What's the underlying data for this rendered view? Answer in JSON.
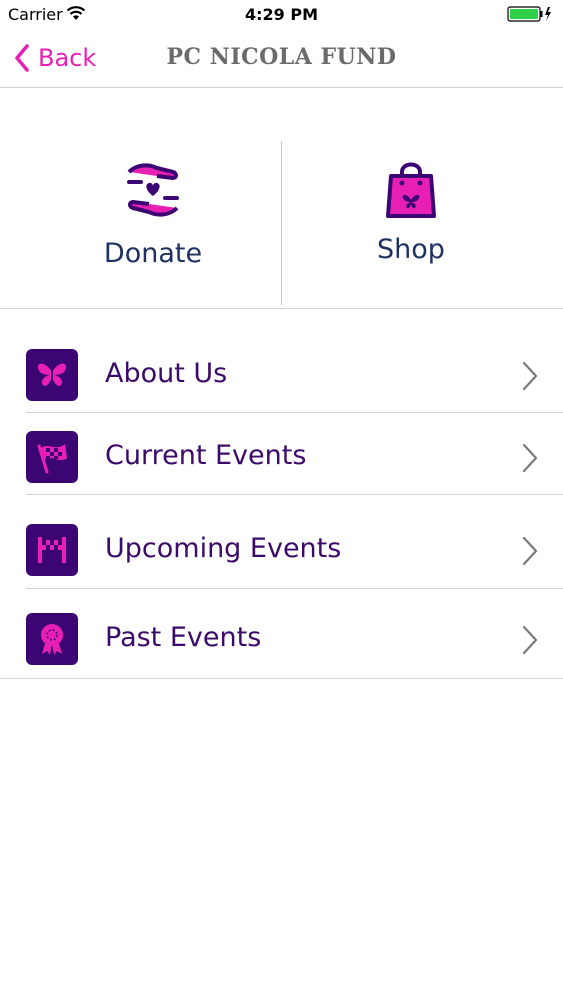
{
  "status_bar": {
    "carrier": "Carrier",
    "time": "4:29 PM"
  },
  "nav": {
    "back_label": "Back",
    "title": "PC NICOLA FUND"
  },
  "actions": {
    "donate_label": "Donate",
    "shop_label": "Shop"
  },
  "menu": {
    "items": [
      {
        "label": "About Us",
        "icon": "butterfly-icon"
      },
      {
        "label": "Current Events",
        "icon": "checkered-flag-icon"
      },
      {
        "label": "Upcoming Events",
        "icon": "finish-line-icon"
      },
      {
        "label": "Past Events",
        "icon": "award-ribbon-icon"
      }
    ]
  },
  "colors": {
    "accent": "#e81fb4",
    "tile": "#3b0673",
    "label": "#3b0a6a",
    "action_label": "#1f3161"
  }
}
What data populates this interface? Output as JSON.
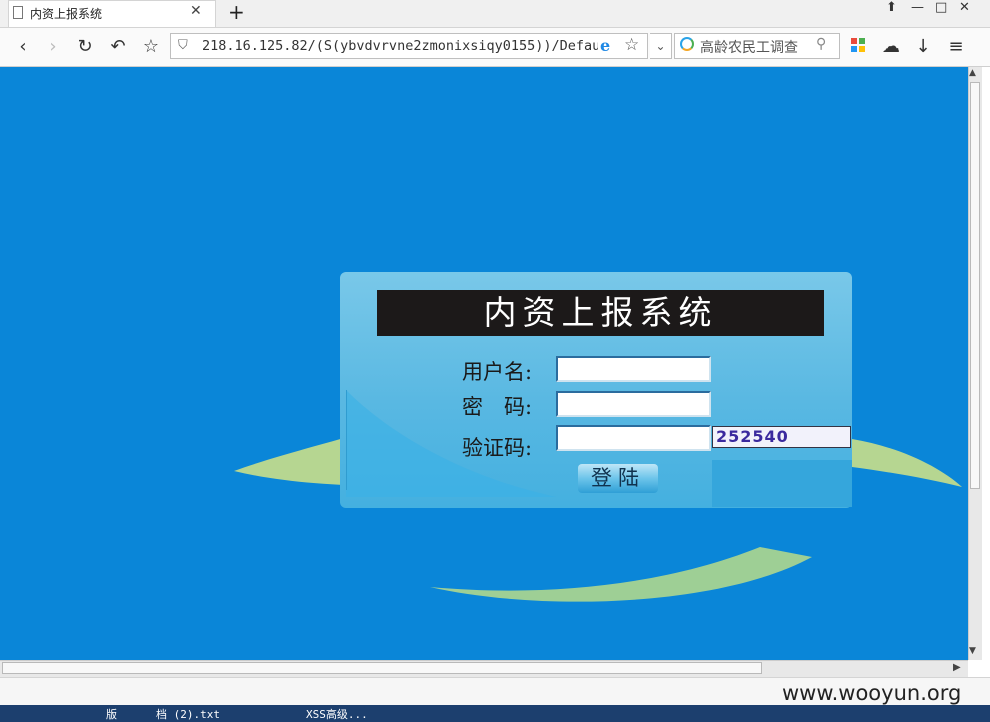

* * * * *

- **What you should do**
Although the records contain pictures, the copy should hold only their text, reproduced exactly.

- **Exercise solution**
What's the underlying data for this rendered view? Answer in JSON.
{
  "status_bar": {
    "carrier": "Carrier",
    "time": "4:29 PM"
  },
  "nav": {
    "back_label": "Back",
    "title": "PC NICOLA FUND"
  },
  "actions": {
    "donate_label": "Donate",
    "shop_label": "Shop"
  },
  "menu": {
    "items": [
      {
        "label": "About Us",
        "icon": "butterfly-icon"
      },
      {
        "label": "Current Events",
        "icon": "checkered-flag-icon"
      },
      {
        "label": "Upcoming Events",
        "icon": "finish-line-icon"
      },
      {
        "label": "Past Events",
        "icon": "award-ribbon-icon"
      }
    ]
  },
  "colors": {
    "accent": "#e81fb4",
    "tile": "#3b0673",
    "label": "#3b0a6a",
    "action_label": "#1f3161"
  }
}
What data populates this interface? Output as JSON.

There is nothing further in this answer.